Taiwanese lens manufacturer William Optics is proposing to make a flatfield Petzval lens aimed at star gazers and photographers that it claims is the world’s sharpest 250mm.

Originally conceived as a compact and lightweight telescope for astrophotographers, the Redcat 250mm F4.9 uses a pair of synthetic fluorite elements to correct the usual field curvature of the Pretzval design to produce a sharp image right across the frame, according to the company. It is also claimed the lens is corrected to apochromatic standards.

A manual focus lens with a single aperture setting, the Redcat 250mm F4.9 is being promoted for normal subjects as well as for astrophotography on its Kickstarter campaign page. Those using it at night might not get to appreciate its startling red finish, but daylight photographers shooting wildlife could feel a little conspicuous.

Designed with a 44mm covering circle the lens is good for full frame cameras, and comes with an interchangeable T-mount system that allows options for Canon EF, Nikon F and Sony E cameras, with Micro Four Thirds and Pentax K to follow shortly. The lens weighs 1.47kg / 3.24lbs, measures 225mm x 80mm, and features a field rotation function for turning the camera on the mount, with markings for every degree. A reversible mount on the tripod foot has fittings for Arca-Swiss and Vixen style heads, and the lens comes with what is described as a ‘patented’ Bahtinov Mask for astro-focusing.

Sample shot with the Redcat 250mm f/4.9

At the time of writing the funding campaign had raised over $47,000 – well beyond the goal of $30,000. With most of the discounted deals gone, the lens can be had for $648, which the company says represents 93% of the full retail price. Visit the Redcat 250mm f/4.9 campaign page for more information, or the William Optics website.

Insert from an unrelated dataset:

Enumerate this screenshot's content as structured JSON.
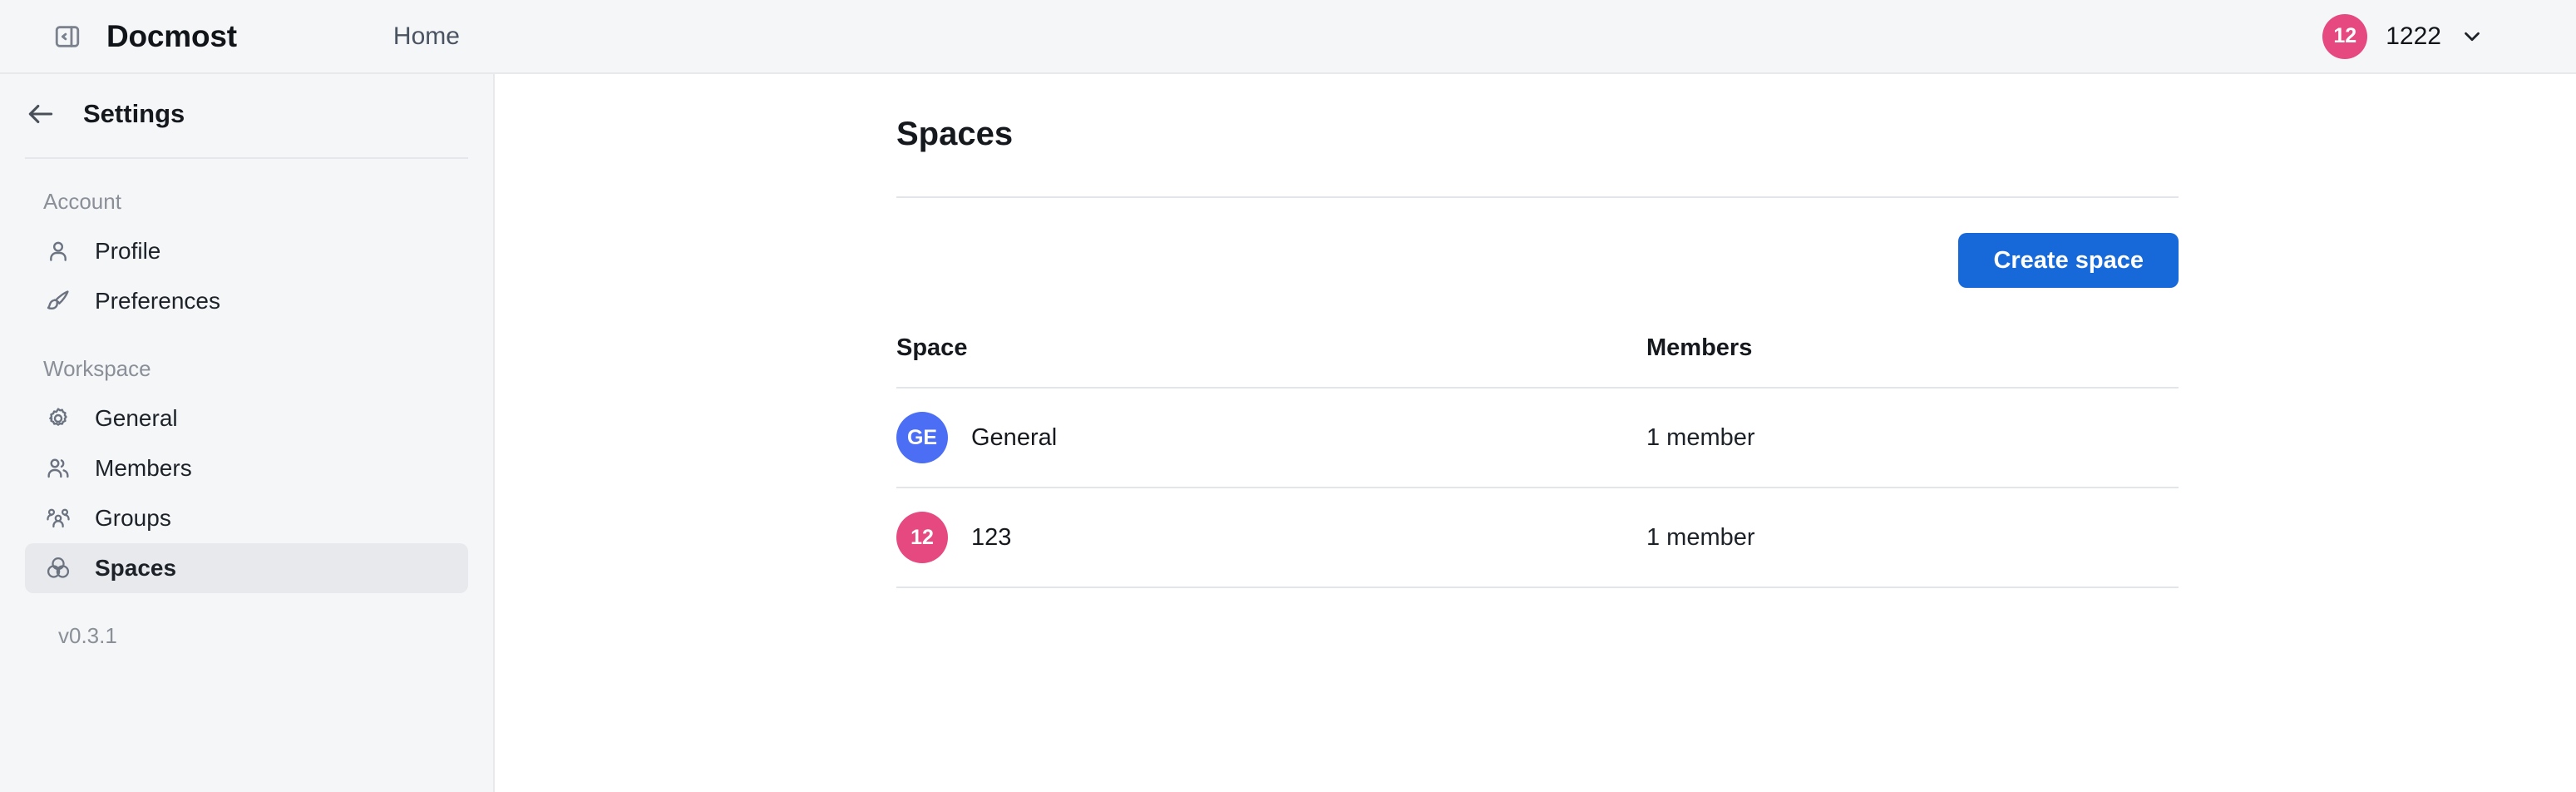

Disclaimer: Remember to do your research with any crowdfunding project. DPReview does its best to share only the projects that look legitimate and come from reliable creators, but as with any crowdfunded campaign, there's always the risk of the product or service never coming to fruition.